ABOUT THIS EXERCISE: Copy each record exactly, word for word.

- Opening Delimiter -

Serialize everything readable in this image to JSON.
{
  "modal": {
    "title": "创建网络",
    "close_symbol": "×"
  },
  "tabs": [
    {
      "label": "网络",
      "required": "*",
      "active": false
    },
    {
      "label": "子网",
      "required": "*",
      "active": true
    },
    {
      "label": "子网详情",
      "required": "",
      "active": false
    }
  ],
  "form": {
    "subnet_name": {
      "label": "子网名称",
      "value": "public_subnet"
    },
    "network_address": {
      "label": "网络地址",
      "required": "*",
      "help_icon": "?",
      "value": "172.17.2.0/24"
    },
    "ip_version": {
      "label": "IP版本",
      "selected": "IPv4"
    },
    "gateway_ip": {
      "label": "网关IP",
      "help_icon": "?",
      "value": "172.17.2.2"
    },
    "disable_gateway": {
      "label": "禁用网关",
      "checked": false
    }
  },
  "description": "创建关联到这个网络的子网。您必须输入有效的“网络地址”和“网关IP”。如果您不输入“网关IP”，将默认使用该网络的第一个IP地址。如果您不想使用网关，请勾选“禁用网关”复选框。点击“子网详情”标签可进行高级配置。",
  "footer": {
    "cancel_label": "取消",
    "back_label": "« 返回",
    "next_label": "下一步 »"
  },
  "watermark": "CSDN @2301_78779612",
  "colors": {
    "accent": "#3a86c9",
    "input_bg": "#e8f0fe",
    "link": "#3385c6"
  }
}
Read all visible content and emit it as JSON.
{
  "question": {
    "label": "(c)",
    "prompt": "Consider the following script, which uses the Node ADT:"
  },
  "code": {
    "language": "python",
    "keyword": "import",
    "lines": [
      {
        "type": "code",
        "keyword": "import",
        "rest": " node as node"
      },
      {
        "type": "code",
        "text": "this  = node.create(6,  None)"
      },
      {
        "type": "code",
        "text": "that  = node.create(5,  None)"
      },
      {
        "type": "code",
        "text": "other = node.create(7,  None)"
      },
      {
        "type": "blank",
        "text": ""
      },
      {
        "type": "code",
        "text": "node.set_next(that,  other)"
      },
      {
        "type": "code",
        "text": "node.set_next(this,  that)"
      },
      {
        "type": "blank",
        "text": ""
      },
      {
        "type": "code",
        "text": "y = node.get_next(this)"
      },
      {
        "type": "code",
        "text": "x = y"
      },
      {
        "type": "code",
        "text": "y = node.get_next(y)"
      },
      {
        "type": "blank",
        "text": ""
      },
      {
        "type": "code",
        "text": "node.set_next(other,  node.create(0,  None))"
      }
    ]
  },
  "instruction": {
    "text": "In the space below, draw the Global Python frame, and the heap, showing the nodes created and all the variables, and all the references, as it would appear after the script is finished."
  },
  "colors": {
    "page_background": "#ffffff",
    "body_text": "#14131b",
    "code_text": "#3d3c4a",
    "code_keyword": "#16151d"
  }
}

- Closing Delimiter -

ANSWER TO THIS TASK:
Serialize everything readable in this image to JSON.
{
  "modal": {
    "title": "创建网络",
    "close_symbol": "×"
  },
  "tabs": [
    {
      "label": "网络",
      "required": "*",
      "active": false
    },
    {
      "label": "子网",
      "required": "*",
      "active": true
    },
    {
      "label": "子网详情",
      "required": "",
      "active": false
    }
  ],
  "form": {
    "subnet_name": {
      "label": "子网名称",
      "value": "public_subnet"
    },
    "network_address": {
      "label": "网络地址",
      "required": "*",
      "help_icon": "?",
      "value": "172.17.2.0/24"
    },
    "ip_version": {
      "label": "IP版本",
      "selected": "IPv4"
    },
    "gateway_ip": {
      "label": "网关IP",
      "help_icon": "?",
      "value": "172.17.2.2"
    },
    "disable_gateway": {
      "label": "禁用网关",
      "checked": false
    }
  },
  "description": "创建关联到这个网络的子网。您必须输入有效的“网络地址”和“网关IP”。如果您不输入“网关IP”，将默认使用该网络的第一个IP地址。如果您不想使用网关，请勾选“禁用网关”复选框。点击“子网详情”标签可进行高级配置。",
  "footer": {
    "cancel_label": "取消",
    "back_label": "« 返回",
    "next_label": "下一步 »"
  },
  "watermark": "CSDN @2301_78779612",
  "colors": {
    "accent": "#3a86c9",
    "input_bg": "#e8f0fe",
    "link": "#3385c6"
  }
}
Read all visible content and emit it as JSON.
{
  "question": {
    "label": "(c)",
    "prompt": "Consider the following script, which uses the Node ADT:"
  },
  "code": {
    "language": "python",
    "keyword": "import",
    "lines": [
      {
        "type": "code",
        "keyword": "import",
        "rest": " node as node"
      },
      {
        "type": "code",
        "text": "this  = node.create(6,  None)"
      },
      {
        "type": "code",
        "text": "that  = node.create(5,  None)"
      },
      {
        "type": "code",
        "text": "other = node.create(7,  None)"
      },
      {
        "type": "blank",
        "text": ""
      },
      {
        "type": "code",
        "text": "node.set_next(that,  other)"
      },
      {
        "type": "code",
        "text": "node.set_next(this,  that)"
      },
      {
        "type": "blank",
        "text": ""
      },
      {
        "type": "code",
        "text": "y = node.get_next(this)"
      },
      {
        "type": "code",
        "text": "x = y"
      },
      {
        "type": "code",
        "text": "y = node.get_next(y)"
      },
      {
        "type": "blank",
        "text": ""
      },
      {
        "type": "code",
        "text": "node.set_next(other,  node.create(0,  None))"
      }
    ]
  },
  "instruction": {
    "text": "In the space below, draw the Global Python frame, and the heap, showing the nodes created and all the variables, and all the references, as it would appear after the script is finished."
  },
  "colors": {
    "page_background": "#ffffff",
    "body_text": "#14131b",
    "code_text": "#3d3c4a",
    "code_keyword": "#16151d"
  }
}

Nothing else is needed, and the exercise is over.